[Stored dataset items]
↓↓↓
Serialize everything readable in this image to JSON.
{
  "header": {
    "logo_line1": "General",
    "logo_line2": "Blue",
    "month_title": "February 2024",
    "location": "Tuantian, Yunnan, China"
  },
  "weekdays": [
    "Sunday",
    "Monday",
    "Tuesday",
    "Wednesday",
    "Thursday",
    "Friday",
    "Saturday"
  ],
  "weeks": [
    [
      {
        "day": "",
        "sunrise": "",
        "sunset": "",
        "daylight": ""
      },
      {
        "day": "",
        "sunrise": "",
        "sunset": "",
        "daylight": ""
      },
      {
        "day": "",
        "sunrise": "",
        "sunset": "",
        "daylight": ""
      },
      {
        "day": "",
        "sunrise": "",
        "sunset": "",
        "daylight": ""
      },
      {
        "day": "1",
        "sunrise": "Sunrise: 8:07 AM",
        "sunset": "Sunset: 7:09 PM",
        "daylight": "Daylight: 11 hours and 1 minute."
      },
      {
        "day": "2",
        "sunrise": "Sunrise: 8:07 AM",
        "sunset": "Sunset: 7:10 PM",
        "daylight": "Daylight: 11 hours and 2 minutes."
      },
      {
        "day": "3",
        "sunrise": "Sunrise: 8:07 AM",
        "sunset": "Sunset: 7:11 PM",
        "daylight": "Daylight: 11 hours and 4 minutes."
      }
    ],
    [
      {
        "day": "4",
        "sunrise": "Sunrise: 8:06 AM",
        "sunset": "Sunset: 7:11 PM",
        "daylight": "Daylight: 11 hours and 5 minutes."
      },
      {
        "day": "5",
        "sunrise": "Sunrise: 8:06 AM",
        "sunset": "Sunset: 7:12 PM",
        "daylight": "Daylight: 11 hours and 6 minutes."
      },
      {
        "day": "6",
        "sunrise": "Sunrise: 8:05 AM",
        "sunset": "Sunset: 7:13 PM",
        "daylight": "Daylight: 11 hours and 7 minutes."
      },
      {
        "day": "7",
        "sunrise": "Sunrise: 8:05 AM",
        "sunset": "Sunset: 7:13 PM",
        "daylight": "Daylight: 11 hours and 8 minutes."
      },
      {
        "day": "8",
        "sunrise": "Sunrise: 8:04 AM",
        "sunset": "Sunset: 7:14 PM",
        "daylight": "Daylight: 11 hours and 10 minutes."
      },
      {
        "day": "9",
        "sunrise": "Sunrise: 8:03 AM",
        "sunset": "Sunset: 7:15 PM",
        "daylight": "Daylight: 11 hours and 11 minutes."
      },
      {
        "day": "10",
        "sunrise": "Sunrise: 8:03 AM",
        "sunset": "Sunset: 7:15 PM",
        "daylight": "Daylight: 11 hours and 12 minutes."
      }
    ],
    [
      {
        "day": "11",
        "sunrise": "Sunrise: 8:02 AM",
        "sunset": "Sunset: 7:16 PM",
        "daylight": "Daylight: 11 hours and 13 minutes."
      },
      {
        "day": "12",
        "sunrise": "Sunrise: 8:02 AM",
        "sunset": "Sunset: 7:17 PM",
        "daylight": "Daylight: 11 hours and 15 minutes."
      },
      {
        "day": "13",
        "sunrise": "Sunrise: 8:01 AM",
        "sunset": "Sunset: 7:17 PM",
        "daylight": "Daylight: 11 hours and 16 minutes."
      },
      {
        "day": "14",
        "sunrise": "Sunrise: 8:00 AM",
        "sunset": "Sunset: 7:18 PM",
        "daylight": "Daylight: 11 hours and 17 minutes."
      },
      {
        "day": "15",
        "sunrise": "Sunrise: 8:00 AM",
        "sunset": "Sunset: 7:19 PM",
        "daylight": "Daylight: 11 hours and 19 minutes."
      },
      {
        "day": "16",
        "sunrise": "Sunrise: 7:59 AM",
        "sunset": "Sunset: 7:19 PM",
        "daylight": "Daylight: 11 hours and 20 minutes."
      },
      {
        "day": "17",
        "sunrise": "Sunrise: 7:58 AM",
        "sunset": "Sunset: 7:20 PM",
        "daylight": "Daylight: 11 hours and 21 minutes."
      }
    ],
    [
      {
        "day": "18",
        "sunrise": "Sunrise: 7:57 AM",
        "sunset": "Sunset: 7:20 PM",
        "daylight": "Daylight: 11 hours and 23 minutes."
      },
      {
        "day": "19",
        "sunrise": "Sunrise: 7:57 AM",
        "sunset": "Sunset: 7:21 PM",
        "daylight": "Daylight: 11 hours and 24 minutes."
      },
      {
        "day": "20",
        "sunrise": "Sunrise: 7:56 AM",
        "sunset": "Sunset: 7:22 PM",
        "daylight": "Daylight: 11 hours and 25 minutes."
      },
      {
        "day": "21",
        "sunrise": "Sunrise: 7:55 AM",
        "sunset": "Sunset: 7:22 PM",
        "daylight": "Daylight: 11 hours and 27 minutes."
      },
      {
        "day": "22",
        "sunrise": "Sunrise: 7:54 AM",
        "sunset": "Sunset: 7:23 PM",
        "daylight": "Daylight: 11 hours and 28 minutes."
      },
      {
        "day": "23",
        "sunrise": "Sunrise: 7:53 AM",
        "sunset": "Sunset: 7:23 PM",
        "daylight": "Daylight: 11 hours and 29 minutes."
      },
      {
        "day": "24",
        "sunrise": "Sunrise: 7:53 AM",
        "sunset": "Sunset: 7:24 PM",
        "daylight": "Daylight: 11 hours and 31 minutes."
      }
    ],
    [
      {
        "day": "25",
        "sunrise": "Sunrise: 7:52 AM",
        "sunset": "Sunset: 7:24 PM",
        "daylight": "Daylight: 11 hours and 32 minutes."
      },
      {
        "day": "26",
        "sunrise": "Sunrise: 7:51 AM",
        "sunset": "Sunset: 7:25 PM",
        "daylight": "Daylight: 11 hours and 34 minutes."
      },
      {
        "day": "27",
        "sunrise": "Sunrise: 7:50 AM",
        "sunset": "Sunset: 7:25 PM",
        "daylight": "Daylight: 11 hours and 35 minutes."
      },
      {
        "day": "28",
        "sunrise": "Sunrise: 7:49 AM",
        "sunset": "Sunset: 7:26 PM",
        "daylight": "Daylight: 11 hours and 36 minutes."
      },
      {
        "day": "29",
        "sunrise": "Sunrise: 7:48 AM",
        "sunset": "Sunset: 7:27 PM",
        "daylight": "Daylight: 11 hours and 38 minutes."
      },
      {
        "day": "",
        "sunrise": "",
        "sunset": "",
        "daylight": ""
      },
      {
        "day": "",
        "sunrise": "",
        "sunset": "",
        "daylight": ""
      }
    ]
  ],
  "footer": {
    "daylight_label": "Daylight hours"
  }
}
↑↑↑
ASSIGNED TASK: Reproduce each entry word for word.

SOLUTION FOR THIS PROBLEM:
Serialize everything readable in this image to JSON.
{
  "header": {
    "logo_line1": "General",
    "logo_line2": "Blue",
    "month_title": "February 2024",
    "location": "Tuantian, Yunnan, China"
  },
  "weekdays": [
    "Sunday",
    "Monday",
    "Tuesday",
    "Wednesday",
    "Thursday",
    "Friday",
    "Saturday"
  ],
  "weeks": [
    [
      {
        "day": "",
        "sunrise": "",
        "sunset": "",
        "daylight": ""
      },
      {
        "day": "",
        "sunrise": "",
        "sunset": "",
        "daylight": ""
      },
      {
        "day": "",
        "sunrise": "",
        "sunset": "",
        "daylight": ""
      },
      {
        "day": "",
        "sunrise": "",
        "sunset": "",
        "daylight": ""
      },
      {
        "day": "1",
        "sunrise": "Sunrise: 8:07 AM",
        "sunset": "Sunset: 7:09 PM",
        "daylight": "Daylight: 11 hours and 1 minute."
      },
      {
        "day": "2",
        "sunrise": "Sunrise: 8:07 AM",
        "sunset": "Sunset: 7:10 PM",
        "daylight": "Daylight: 11 hours and 2 minutes."
      },
      {
        "day": "3",
        "sunrise": "Sunrise: 8:07 AM",
        "sunset": "Sunset: 7:11 PM",
        "daylight": "Daylight: 11 hours and 4 minutes."
      }
    ],
    [
      {
        "day": "4",
        "sunrise": "Sunrise: 8:06 AM",
        "sunset": "Sunset: 7:11 PM",
        "daylight": "Daylight: 11 hours and 5 minutes."
      },
      {
        "day": "5",
        "sunrise": "Sunrise: 8:06 AM",
        "sunset": "Sunset: 7:12 PM",
        "daylight": "Daylight: 11 hours and 6 minutes."
      },
      {
        "day": "6",
        "sunrise": "Sunrise: 8:05 AM",
        "sunset": "Sunset: 7:13 PM",
        "daylight": "Daylight: 11 hours and 7 minutes."
      },
      {
        "day": "7",
        "sunrise": "Sunrise: 8:05 AM",
        "sunset": "Sunset: 7:13 PM",
        "daylight": "Daylight: 11 hours and 8 minutes."
      },
      {
        "day": "8",
        "sunrise": "Sunrise: 8:04 AM",
        "sunset": "Sunset: 7:14 PM",
        "daylight": "Daylight: 11 hours and 10 minutes."
      },
      {
        "day": "9",
        "sunrise": "Sunrise: 8:03 AM",
        "sunset": "Sunset: 7:15 PM",
        "daylight": "Daylight: 11 hours and 11 minutes."
      },
      {
        "day": "10",
        "sunrise": "Sunrise: 8:03 AM",
        "sunset": "Sunset: 7:15 PM",
        "daylight": "Daylight: 11 hours and 12 minutes."
      }
    ],
    [
      {
        "day": "11",
        "sunrise": "Sunrise: 8:02 AM",
        "sunset": "Sunset: 7:16 PM",
        "daylight": "Daylight: 11 hours and 13 minutes."
      },
      {
        "day": "12",
        "sunrise": "Sunrise: 8:02 AM",
        "sunset": "Sunset: 7:17 PM",
        "daylight": "Daylight: 11 hours and 15 minutes."
      },
      {
        "day": "13",
        "sunrise": "Sunrise: 8:01 AM",
        "sunset": "Sunset: 7:17 PM",
        "daylight": "Daylight: 11 hours and 16 minutes."
      },
      {
        "day": "14",
        "sunrise": "Sunrise: 8:00 AM",
        "sunset": "Sunset: 7:18 PM",
        "daylight": "Daylight: 11 hours and 17 minutes."
      },
      {
        "day": "15",
        "sunrise": "Sunrise: 8:00 AM",
        "sunset": "Sunset: 7:19 PM",
        "daylight": "Daylight: 11 hours and 19 minutes."
      },
      {
        "day": "16",
        "sunrise": "Sunrise: 7:59 AM",
        "sunset": "Sunset: 7:19 PM",
        "daylight": "Daylight: 11 hours and 20 minutes."
      },
      {
        "day": "17",
        "sunrise": "Sunrise: 7:58 AM",
        "sunset": "Sunset: 7:20 PM",
        "daylight": "Daylight: 11 hours and 21 minutes."
      }
    ],
    [
      {
        "day": "18",
        "sunrise": "Sunrise: 7:57 AM",
        "sunset": "Sunset: 7:20 PM",
        "daylight": "Daylight: 11 hours and 23 minutes."
      },
      {
        "day": "19",
        "sunrise": "Sunrise: 7:57 AM",
        "sunset": "Sunset: 7:21 PM",
        "daylight": "Daylight: 11 hours and 24 minutes."
      },
      {
        "day": "20",
        "sunrise": "Sunrise: 7:56 AM",
        "sunset": "Sunset: 7:22 PM",
        "daylight": "Daylight: 11 hours and 25 minutes."
      },
      {
        "day": "21",
        "sunrise": "Sunrise: 7:55 AM",
        "sunset": "Sunset: 7:22 PM",
        "daylight": "Daylight: 11 hours and 27 minutes."
      },
      {
        "day": "22",
        "sunrise": "Sunrise: 7:54 AM",
        "sunset": "Sunset: 7:23 PM",
        "daylight": "Daylight: 11 hours and 28 minutes."
      },
      {
        "day": "23",
        "sunrise": "Sunrise: 7:53 AM",
        "sunset": "Sunset: 7:23 PM",
        "daylight": "Daylight: 11 hours and 29 minutes."
      },
      {
        "day": "24",
        "sunrise": "Sunrise: 7:53 AM",
        "sunset": "Sunset: 7:24 PM",
        "daylight": "Daylight: 11 hours and 31 minutes."
      }
    ],
    [
      {
        "day": "25",
        "sunrise": "Sunrise: 7:52 AM",
        "sunset": "Sunset: 7:24 PM",
        "daylight": "Daylight: 11 hours and 32 minutes."
      },
      {
        "day": "26",
        "sunrise": "Sunrise: 7:51 AM",
        "sunset": "Sunset: 7:25 PM",
        "daylight": "Daylight: 11 hours and 34 minutes."
      },
      {
        "day": "27",
        "sunrise": "Sunrise: 7:50 AM",
        "sunset": "Sunset: 7:25 PM",
        "daylight": "Daylight: 11 hours and 35 minutes."
      },
      {
        "day": "28",
        "sunrise": "Sunrise: 7:49 AM",
        "sunset": "Sunset: 7:26 PM",
        "daylight": "Daylight: 11 hours and 36 minutes."
      },
      {
        "day": "29",
        "sunrise": "Sunrise: 7:48 AM",
        "sunset": "Sunset: 7:27 PM",
        "daylight": "Daylight: 11 hours and 38 minutes."
      },
      {
        "day": "",
        "sunrise": "",
        "sunset": "",
        "daylight": ""
      },
      {
        "day": "",
        "sunrise": "",
        "sunset": "",
        "daylight": ""
      }
    ]
  ],
  "footer": {
    "daylight_label": "Daylight hours"
  }
}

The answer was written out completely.